Young children who are given the support they need at home, and students who attend concerts and community activity that I organize from time to time, fall into daily practise pretty quick.
I am grateful for the support from many wonderful Piano Mom’s and a handful of Piano Dad’s over the years. Your children couldn’t have done this without you.
7) How much time does it take for a student to be able to appear for piano examinations?
Well this depends. I’ll answer this in terms of knowledge rather than in terms of a time frame. Because it varies with age, the quality of daily practise, regularity of attendance and many other factors. Each student is different and goes through learning at a different pace.
- Young students who work well with parent support for practise learn at a steady pace that often does suddenly accelerate.
- Some young students are very clear they want to work independently and won’t work with their parents. With these students, learning is entirely dependent on their practise. Children who are disciplined, whether it’s their nature or the family routine that does this, learn well. Children with erratic routines learn very slowly, learning discipline over time, learning at a reasonable pace after they learn to practise daily.

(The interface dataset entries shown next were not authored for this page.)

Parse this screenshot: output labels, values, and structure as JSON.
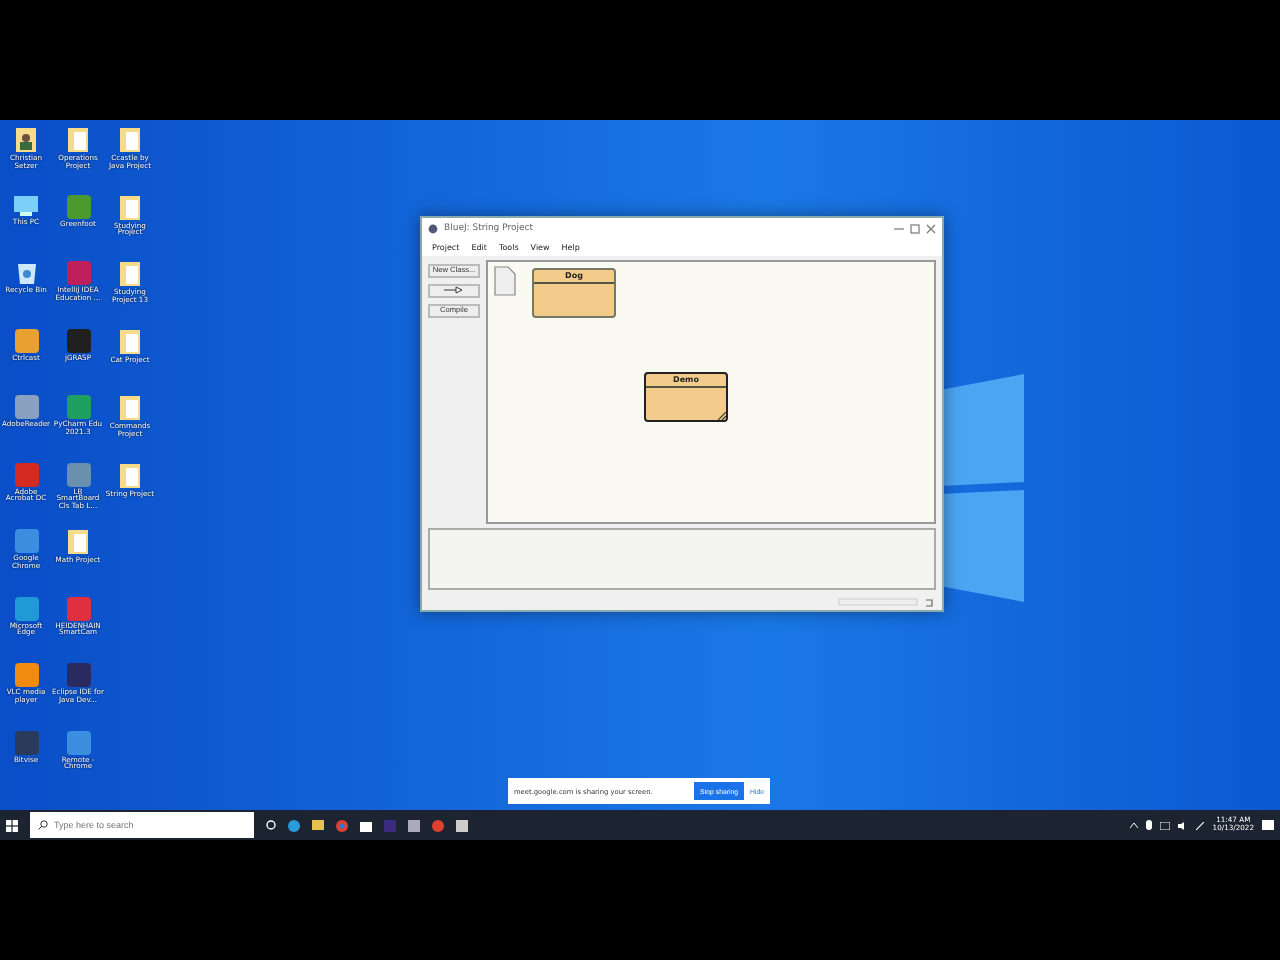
{
  "desktop_icons": [
    {
      "label": "Christian Setzer",
      "kind": "user"
    },
    {
      "label": "This PC",
      "kind": "pc"
    },
    {
      "label": "Recycle Bin",
      "kind": "bin"
    },
    {
      "label": "Ctrlcast",
      "kind": "app",
      "color": "#e8a030"
    },
    {
      "label": "AdobeReader",
      "kind": "app",
      "color": "#8aa0c0"
    },
    {
      "label": "Adobe Acrobat DC",
      "kind": "app",
      "color": "#d42a20"
    },
    {
      "label": "Google Chrome",
      "kind": "app",
      "color": "#3b8ee0"
    },
    {
      "label": "Microsoft Edge",
      "kind": "app",
      "color": "#1f9ad6"
    },
    {
      "label": "VLC media player",
      "kind": "app",
      "color": "#f08a10"
    },
    {
      "label": "Bitvise",
      "kind": "app",
      "color": "#2a3a5a"
    },
    {
      "label": "Operations Project",
      "kind": "folder"
    },
    {
      "label": "Greenfoot",
      "kind": "app",
      "color": "#4a9a30"
    },
    {
      "label": "IntelliJ IDEA Education ...",
      "kind": "app",
      "color": "#c0205a"
    },
    {
      "label": "jGRASP",
      "kind": "app",
      "color": "#202020"
    },
    {
      "label": "PyCharm Edu 2021.3",
      "kind": "app",
      "color": "#20a060"
    },
    {
      "label": "LB SmartBoard Cls Tab L...",
      "kind": "app",
      "color": "#6a90b0"
    },
    {
      "label": "Math Project",
      "kind": "folder"
    },
    {
      "label": "HEIDENHAIN SmartCam",
      "kind": "app",
      "color": "#e03040"
    },
    {
      "label": "Eclipse IDE for Java Dev...",
      "kind": "app",
      "color": "#2a2a60"
    },
    {
      "label": "Remote - Chrome",
      "kind": "app",
      "color": "#3b8ee0"
    },
    {
      "label": "Ccastle by Java Project",
      "kind": "folder"
    },
    {
      "label": "Studying Project",
      "kind": "folder"
    },
    {
      "label": "Studying Project 13",
      "kind": "folder"
    },
    {
      "label": "Cat Project",
      "kind": "folder"
    },
    {
      "label": "Commands Project",
      "kind": "folder"
    },
    {
      "label": "String Project",
      "kind": "folder"
    }
  ],
  "window": {
    "title": "BlueJ: String Project",
    "menu": [
      "Project",
      "Edit",
      "Tools",
      "View",
      "Help"
    ],
    "buttons": [
      {
        "label": "New Class...",
        "kind": "text"
      },
      {
        "kind": "arrow"
      },
      {
        "label": "Compile",
        "kind": "text"
      }
    ],
    "classes": [
      {
        "name": "Dog",
        "selected": false
      },
      {
        "name": "Demo",
        "selected": true
      }
    ]
  },
  "share_bar": {
    "message": "meet.google.com is sharing your screen.",
    "stop": "Stop sharing",
    "hide": "Hide"
  },
  "taskbar": {
    "search_placeholder": "Type here to search",
    "time": "11:47 AM",
    "date": "10/13/2022"
  }
}
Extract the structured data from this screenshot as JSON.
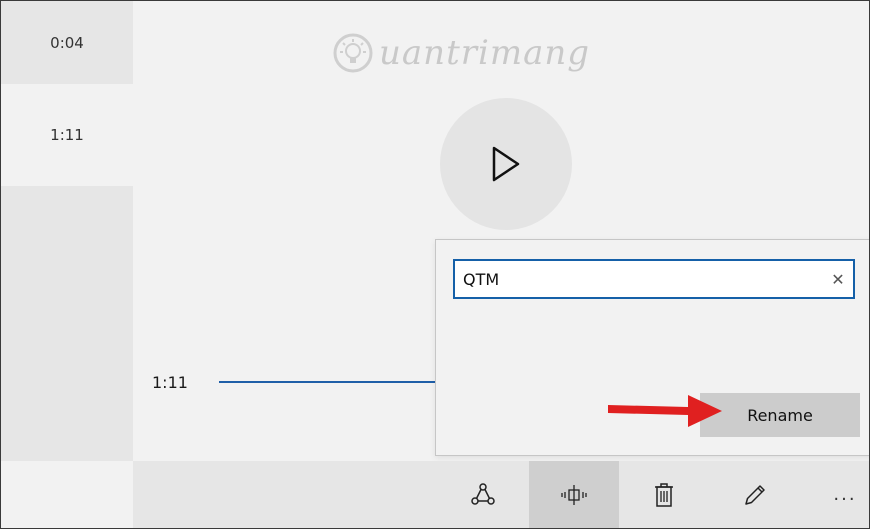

- YouTube learners with no prior guided learning can often start lessons with badly shaped hands or posture that needs to be undone. Some have habits of only practising what they find easy and take time to understand that daily practise is an essential part of learning. The pace of learning with these students depends a lot on the ability of the student to be clear about their learning goals and be willing to match their daily practise with these goals.
- Adult learners learn at widely varying speeds, depending on their goals and the skill they have at balancing their daily schedule and making time for piano practise.
All my piano students who are beginners get put through a method book – a different series of books for student of different ages and abilities. The level of book I choose for them varies. Some students do very well with no-book teaching that sets them onto a higher level very quickly, while some students only practise if they have written music.
Piano students who already play will be assessed and put onto the level of book they can comfortably sight-read.
Here’s a link to a Correlation Chart between different piano method books and the ABRSM examination levels. India has examinations by Trinity College London, ABRSM and LCM and my students can appear for any examination board they like.
8) What are the costs to consider when budgeting for piano class?
Please consider the following when budgeting for piano class at Anitaelise Piano Studio:
- Piano fees – please contact me for details.
- Expenses not covered in my fee – more on this at my piano lessons page.
- The cost of buying, maintaining and moving a piano:
- At a very rough estimate, a new entry level digital piano costs Rs 40,000 onwards. And a new entry acoustic piano Rs 2,50,000/- onwards.
- Talk to the piano dealer about the playin level your instrument supports, it’s life, cost of tuning/servicing your piano, and the cost of moving it if live on rent and move often. These vary widely depending on whether you purchase a digital or acoustic instrument, and the quality of the instrument.
8) Is there anything else you need to consider before you contact me?
Yes. One, think about your goals so you are clear when you talk to me as to whether you wish to learn for leisure, for examinations or concerts or a combination of both.
Two, my teaching is a non-standardized format with a student-guided approach. I teach and talk to each student differently, and spend time on lesson planning and study, as I teach to different learning needs. I teach quick learners, as well students with mild-learning and discipline issues. And make an extra effort when a student has health issues, or when families go through stressful times. Please talk to me about this if it’s applicable as it helps me teach better and know when to be more patient than usual.
Please write in if there’s anything you’d like me to add to the above FAQ’s.